Corneal cross-linking is a treatment for an eye problem called keratoconus.
In this condition, the front part of your eye, called the cornea, thins out and gets weaker over time. This makes it bulge into a cone shape, which can distort your vision and make it hard to see.
In corneal cross-linking, doctors use eyedrop medication and ultraviolet (UV) light from a special machine to make the tissues in your cornea stronger. The goal is to keep the cornea from bulging more.
It’s called “cross-linking” because it adds bonds between the collagen fibers in your eye. They work like support beams to help the cornea stay stable.
Corneal cross-linking is the only treatment that can stop progressive keratoconus from getting worse. And it may help you avoid a corneal transplant, which is major surgery.
During the Procedure:
First, you’ll get drops that numb your eyes and a medicine to calm you if needed.
Then, your doctor will put in riboflavin (vitamin B2) eyedrops, which allow your cornea to better absorb light.

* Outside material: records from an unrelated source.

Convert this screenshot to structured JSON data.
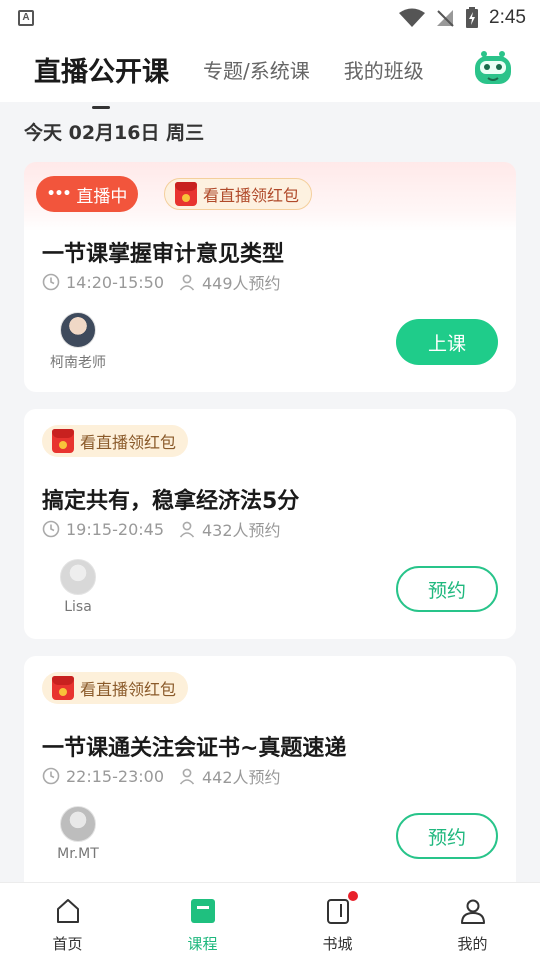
{
  "status_bar": {
    "time": "2:45",
    "app_icon_letter": "A"
  },
  "header": {
    "tabs": [
      {
        "label": "直播公开课",
        "active": true
      },
      {
        "label": "专题/系统课",
        "active": false
      },
      {
        "label": "我的班级",
        "active": false
      }
    ]
  },
  "date_label": "今天 02月16日 周三",
  "courses": [
    {
      "live_badge": "直播中",
      "redpack": "看直播领红包",
      "title": "一节课掌握审计意见类型",
      "time": "14:20-15:50",
      "reservations": "449人预约",
      "teacher": "柯南老师",
      "button": "上课"
    },
    {
      "redpack": "看直播领红包",
      "title": "搞定共有，稳拿经济法5分",
      "time": "19:15-20:45",
      "reservations": "432人预约",
      "teacher": "Lisa",
      "button": "预约"
    },
    {
      "redpack": "看直播领红包",
      "title": "一节课通关注会证书~真题速递",
      "time": "22:15-23:00",
      "reservations": "442人预约",
      "teacher": "Mr.MT",
      "button": "预约"
    }
  ],
  "bottom_nav": [
    {
      "label": "首页",
      "icon": "home-icon"
    },
    {
      "label": "课程",
      "icon": "course-icon",
      "active": true
    },
    {
      "label": "书城",
      "icon": "bookstore-icon",
      "has_badge": true
    },
    {
      "label": "我的",
      "icon": "profile-icon"
    }
  ],
  "colors": {
    "accent": "#1fcc8a",
    "live": "#f2553c",
    "badge_dot": "#e8202a"
  }
}
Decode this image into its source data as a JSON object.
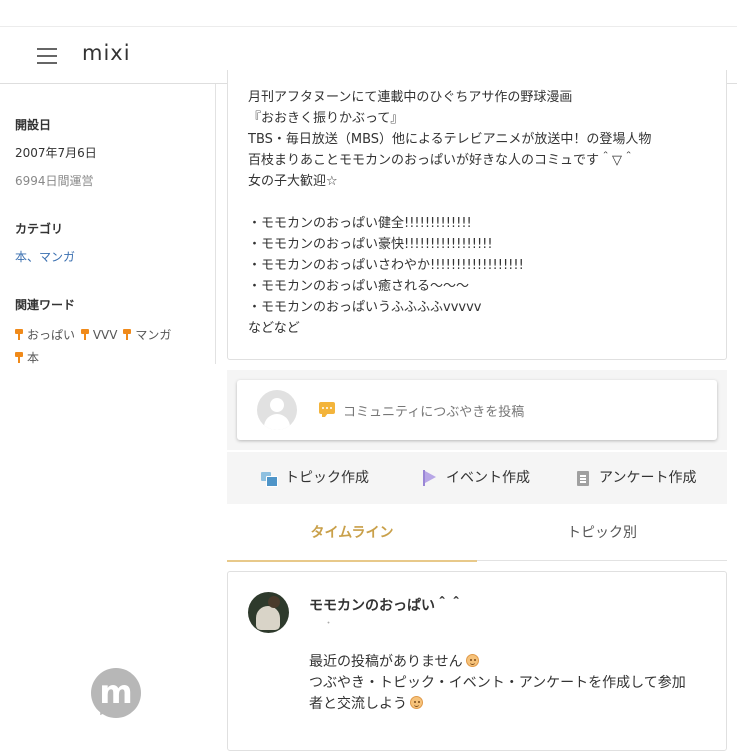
{
  "app": {
    "logo": "mixi"
  },
  "sidebar": {
    "founded_heading": "開設日",
    "founded_date": "2007年7月6日",
    "running_days": "6994日間運営",
    "category_heading": "カテゴリ",
    "category_value": "本、マンガ",
    "keywords_heading": "関連ワード",
    "keywords": [
      "おっぱい",
      "VVV",
      "マンガ",
      "本"
    ]
  },
  "description": {
    "lines": [
      "月刊アフタヌーンにて連載中のひぐちアサ作の野球漫画",
      "『おおきく振りかぶって』",
      "TBS・毎日放送（MBS）他によるテレビアニメが放送中！の登場人物",
      "百枝まりあことモモカンのおっぱいが好きな人のコミュです＾▽＾",
      "女の子大歓迎☆",
      "",
      "・モモカンのおっぱい健全!!!!!!!!!!!!!",
      "・モモカンのおっぱい豪快!!!!!!!!!!!!!!!!!",
      "・モモカンのおっぱいさわやか!!!!!!!!!!!!!!!!!!",
      "・モモカンのおっぱい癒される〜〜〜",
      "・モモカンのおっぱいうふふふふvvvvv",
      "などなど"
    ]
  },
  "post": {
    "placeholder": "コミュニティにつぶやきを投稿"
  },
  "actions": {
    "topic": "トピック作成",
    "event": "イベント作成",
    "survey": "アンケート作成"
  },
  "tabs": {
    "timeline": "タイムライン",
    "by_topic": "トピック別"
  },
  "timeline": {
    "community_name": "モモカンのおっぱい＾＾",
    "dot": "・",
    "line1": "最近の投稿がありません",
    "line2": "つぶやき・トピック・イベント・アンケートを作成して参加",
    "line3": "者と交流しよう"
  },
  "footer": {
    "badge_letter": "m"
  }
}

It takes about 30 minutes for the drops to soak into your cornea.
Then, you’ll lie back in a chair and look up at a light. You shouldn’t feel any pain during the procedure because your eyes will be numb.
The entire treatment takes about 60-90 minutes.
Types of Corneal Cross-Linking
There are two types: epi-off and the experimental epi-on. (“Epi” is short for epithelium, the outer layer of the cornea.)
The epi-off technique means your doctor removes the epithelium before she puts the drops in. Many studies have found that this technique works well, but it may also raise your risk of infection and can lead to clouding in your cornea.
With epi-on, your doctor loosens your epithelium with eyedrops or a sponge before she puts the eyedrops in. There are fewer side effects.
Who Should Get Corneal Cross-Linking?
Corneal cross-linking works best if you’ve recently been diagnosed with keratoconus.
The procedure doesn’t reverse cornea changes that have already happened -- it just keeps them from getting worse.
Your doctor can let you know if this treatment would help you.
What Happens Afterward?
It depends on the type of procedure you have.
With the epi-on procedure, recovery is usually painless. You’ll be able to go about your regular activities as soon as the next day, including wearing contacts.
If you had an epi-off procedure, you’ll probably have a fair amount of pain for several days or more after the numbing drops wear off. It’s important not to rub your eyes. You’ll need pain medications. It will be about 4-10 days before you’re back to your usual routine, but it could take several weeks, since the epithelium needs time to heal. If the contact lens falls off, call your doctor ASAP. Don’t try to put it back in yourself.
You’ll probably need to wear a soft contact lens for about a week after epi-off surgery and use antibiotic and steroid eye drops for up to 2 weeks. You can usually start wearing your regular contacts again after about 2-4 weeks, but your vision will change over 3-6 months.
Like most surgeries, epi-off corneal cross-linking can sometimes cause problems, such as:
An eye infection
Eye pain or swelling
Damage to the cornea or epithelium
Blurred vision, hazy vision, or other vision problems
Such problems are rare with epi-on cross-linking. Before you have the procedure, ask your doctor about your chances of having these issues
About Dr V Praneeth (MBBS DNB FAEH) Medical Director, Consultant Cornea, Cataract & Refractive surgeon Dr. Praneeth Vaddadi completed his basic medical education from Kakatiya Medical College, Warangal. He then